╭──

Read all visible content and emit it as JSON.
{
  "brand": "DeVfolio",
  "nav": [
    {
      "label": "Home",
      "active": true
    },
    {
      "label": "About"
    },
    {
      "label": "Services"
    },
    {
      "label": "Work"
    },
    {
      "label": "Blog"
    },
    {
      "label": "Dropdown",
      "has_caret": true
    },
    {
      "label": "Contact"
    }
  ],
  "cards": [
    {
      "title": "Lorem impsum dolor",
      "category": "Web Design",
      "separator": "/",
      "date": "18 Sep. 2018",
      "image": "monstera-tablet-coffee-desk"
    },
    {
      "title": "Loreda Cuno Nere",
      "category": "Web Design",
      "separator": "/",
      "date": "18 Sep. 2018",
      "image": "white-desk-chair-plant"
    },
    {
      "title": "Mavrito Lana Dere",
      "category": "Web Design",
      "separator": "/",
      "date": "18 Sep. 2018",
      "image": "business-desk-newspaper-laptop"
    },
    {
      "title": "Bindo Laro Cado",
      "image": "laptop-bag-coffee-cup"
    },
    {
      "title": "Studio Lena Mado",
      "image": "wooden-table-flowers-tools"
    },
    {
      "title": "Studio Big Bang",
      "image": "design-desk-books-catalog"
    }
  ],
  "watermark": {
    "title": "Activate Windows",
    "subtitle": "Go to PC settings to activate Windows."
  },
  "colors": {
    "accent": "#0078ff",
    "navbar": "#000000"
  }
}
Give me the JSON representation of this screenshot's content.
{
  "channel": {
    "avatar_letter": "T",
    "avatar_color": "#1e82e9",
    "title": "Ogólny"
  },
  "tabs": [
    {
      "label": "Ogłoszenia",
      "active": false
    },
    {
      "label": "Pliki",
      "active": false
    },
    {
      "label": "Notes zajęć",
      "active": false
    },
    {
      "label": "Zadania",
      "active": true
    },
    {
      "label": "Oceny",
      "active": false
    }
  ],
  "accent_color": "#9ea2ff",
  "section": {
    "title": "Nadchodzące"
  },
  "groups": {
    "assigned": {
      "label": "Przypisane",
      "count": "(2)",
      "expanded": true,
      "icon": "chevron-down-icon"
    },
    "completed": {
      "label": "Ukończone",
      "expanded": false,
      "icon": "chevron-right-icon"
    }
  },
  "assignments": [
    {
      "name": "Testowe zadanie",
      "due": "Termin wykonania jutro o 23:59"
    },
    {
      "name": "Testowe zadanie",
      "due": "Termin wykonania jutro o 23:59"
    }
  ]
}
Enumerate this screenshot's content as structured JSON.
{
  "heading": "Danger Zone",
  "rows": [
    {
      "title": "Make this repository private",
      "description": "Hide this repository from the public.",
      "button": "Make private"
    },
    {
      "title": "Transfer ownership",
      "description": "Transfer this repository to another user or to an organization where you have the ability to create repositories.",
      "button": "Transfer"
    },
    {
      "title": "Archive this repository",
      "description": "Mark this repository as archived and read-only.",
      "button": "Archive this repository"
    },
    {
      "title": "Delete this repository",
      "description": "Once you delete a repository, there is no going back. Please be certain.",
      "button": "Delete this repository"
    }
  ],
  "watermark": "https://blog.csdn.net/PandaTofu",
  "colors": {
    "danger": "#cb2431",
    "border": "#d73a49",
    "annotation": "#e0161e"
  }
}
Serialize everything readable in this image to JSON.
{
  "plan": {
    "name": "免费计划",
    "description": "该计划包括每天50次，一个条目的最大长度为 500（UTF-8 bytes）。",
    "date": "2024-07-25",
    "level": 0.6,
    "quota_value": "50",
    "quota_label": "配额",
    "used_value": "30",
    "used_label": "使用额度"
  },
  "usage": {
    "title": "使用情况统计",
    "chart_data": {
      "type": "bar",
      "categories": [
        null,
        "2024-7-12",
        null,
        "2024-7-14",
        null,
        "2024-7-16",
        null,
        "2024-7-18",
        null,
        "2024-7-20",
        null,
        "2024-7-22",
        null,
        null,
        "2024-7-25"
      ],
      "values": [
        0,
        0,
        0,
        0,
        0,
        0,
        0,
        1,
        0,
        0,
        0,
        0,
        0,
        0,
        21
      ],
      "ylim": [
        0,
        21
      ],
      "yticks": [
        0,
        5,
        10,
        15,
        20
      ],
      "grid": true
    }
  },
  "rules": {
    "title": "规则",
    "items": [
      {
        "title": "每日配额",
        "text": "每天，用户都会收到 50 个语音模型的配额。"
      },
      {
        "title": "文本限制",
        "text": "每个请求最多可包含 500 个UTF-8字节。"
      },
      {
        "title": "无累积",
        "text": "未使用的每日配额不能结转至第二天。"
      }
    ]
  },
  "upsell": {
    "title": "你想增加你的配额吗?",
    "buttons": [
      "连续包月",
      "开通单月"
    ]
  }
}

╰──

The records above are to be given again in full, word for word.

#### [RESULT OF THE EXERCISE]
Read all visible content and emit it as JSON.
{
  "brand": "DeVfolio",
  "nav": [
    {
      "label": "Home",
      "active": true
    },
    {
      "label": "About"
    },
    {
      "label": "Services"
    },
    {
      "label": "Work"
    },
    {
      "label": "Blog"
    },
    {
      "label": "Dropdown",
      "has_caret": true
    },
    {
      "label": "Contact"
    }
  ],
  "cards": [
    {
      "title": "Lorem impsum dolor",
      "category": "Web Design",
      "separator": "/",
      "date": "18 Sep. 2018",
      "image": "monstera-tablet-coffee-desk"
    },
    {
      "title": "Loreda Cuno Nere",
      "category": "Web Design",
      "separator": "/",
      "date": "18 Sep. 2018",
      "image": "white-desk-chair-plant"
    },
    {
      "title": "Mavrito Lana Dere",
      "category": "Web Design",
      "separator": "/",
      "date": "18 Sep. 2018",
      "image": "business-desk-newspaper-laptop"
    },
    {
      "title": "Bindo Laro Cado",
      "image": "laptop-bag-coffee-cup"
    },
    {
      "title": "Studio Lena Mado",
      "image": "wooden-table-flowers-tools"
    },
    {
      "title": "Studio Big Bang",
      "image": "design-desk-books-catalog"
    }
  ],
  "watermark": {
    "title": "Activate Windows",
    "subtitle": "Go to PC settings to activate Windows."
  },
  "colors": {
    "accent": "#0078ff",
    "navbar": "#000000"
  }
}
Give me the JSON representation of this screenshot's content.
{
  "channel": {
    "avatar_letter": "T",
    "avatar_color": "#1e82e9",
    "title": "Ogólny"
  },
  "tabs": [
    {
      "label": "Ogłoszenia",
      "active": false
    },
    {
      "label": "Pliki",
      "active": false
    },
    {
      "label": "Notes zajęć",
      "active": false
    },
    {
      "label": "Zadania",
      "active": true
    },
    {
      "label": "Oceny",
      "active": false
    }
  ],
  "accent_color": "#9ea2ff",
  "section": {
    "title": "Nadchodzące"
  },
  "groups": {
    "assigned": {
      "label": "Przypisane",
      "count": "(2)",
      "expanded": true,
      "icon": "chevron-down-icon"
    },
    "completed": {
      "label": "Ukończone",
      "expanded": false,
      "icon": "chevron-right-icon"
    }
  },
  "assignments": [
    {
      "name": "Testowe zadanie",
      "due": "Termin wykonania jutro o 23:59"
    },
    {
      "name": "Testowe zadanie",
      "due": "Termin wykonania jutro o 23:59"
    }
  ]
}
Enumerate this screenshot's content as structured JSON.
{
  "heading": "Danger Zone",
  "rows": [
    {
      "title": "Make this repository private",
      "description": "Hide this repository from the public.",
      "button": "Make private"
    },
    {
      "title": "Transfer ownership",
      "description": "Transfer this repository to another user or to an organization where you have the ability to create repositories.",
      "button": "Transfer"
    },
    {
      "title": "Archive this repository",
      "description": "Mark this repository as archived and read-only.",
      "button": "Archive this repository"
    },
    {
      "title": "Delete this repository",
      "description": "Once you delete a repository, there is no going back. Please be certain.",
      "button": "Delete this repository"
    }
  ],
  "watermark": "https://blog.csdn.net/PandaTofu",
  "colors": {
    "danger": "#cb2431",
    "border": "#d73a49",
    "annotation": "#e0161e"
  }
}
Serialize everything readable in this image to JSON.
{
  "plan": {
    "name": "免费计划",
    "description": "该计划包括每天50次，一个条目的最大长度为 500（UTF-8 bytes）。",
    "date": "2024-07-25",
    "level": 0.6,
    "quota_value": "50",
    "quota_label": "配额",
    "used_value": "30",
    "used_label": "使用额度"
  },
  "usage": {
    "title": "使用情况统计",
    "chart_data": {
      "type": "bar",
      "categories": [
        null,
        "2024-7-12",
        null,
        "2024-7-14",
        null,
        "2024-7-16",
        null,
        "2024-7-18",
        null,
        "2024-7-20",
        null,
        "2024-7-22",
        null,
        null,
        "2024-7-25"
      ],
      "values": [
        0,
        0,
        0,
        0,
        0,
        0,
        0,
        1,
        0,
        0,
        0,
        0,
        0,
        0,
        21
      ],
      "ylim": [
        0,
        21
      ],
      "yticks": [
        0,
        5,
        10,
        15,
        20
      ],
      "grid": true
    }
  },
  "rules": {
    "title": "规则",
    "items": [
      {
        "title": "每日配额",
        "text": "每天，用户都会收到 50 个语音模型的配额。"
      },
      {
        "title": "文本限制",
        "text": "每个请求最多可包含 500 个UTF-8字节。"
      },
      {
        "title": "无累积",
        "text": "未使用的每日配额不能结转至第二天。"
      }
    ]
  },
  "upsell": {
    "title": "你想增加你的配额吗?",
    "buttons": [
      "连续包月",
      "开通单月"
    ]
  }
}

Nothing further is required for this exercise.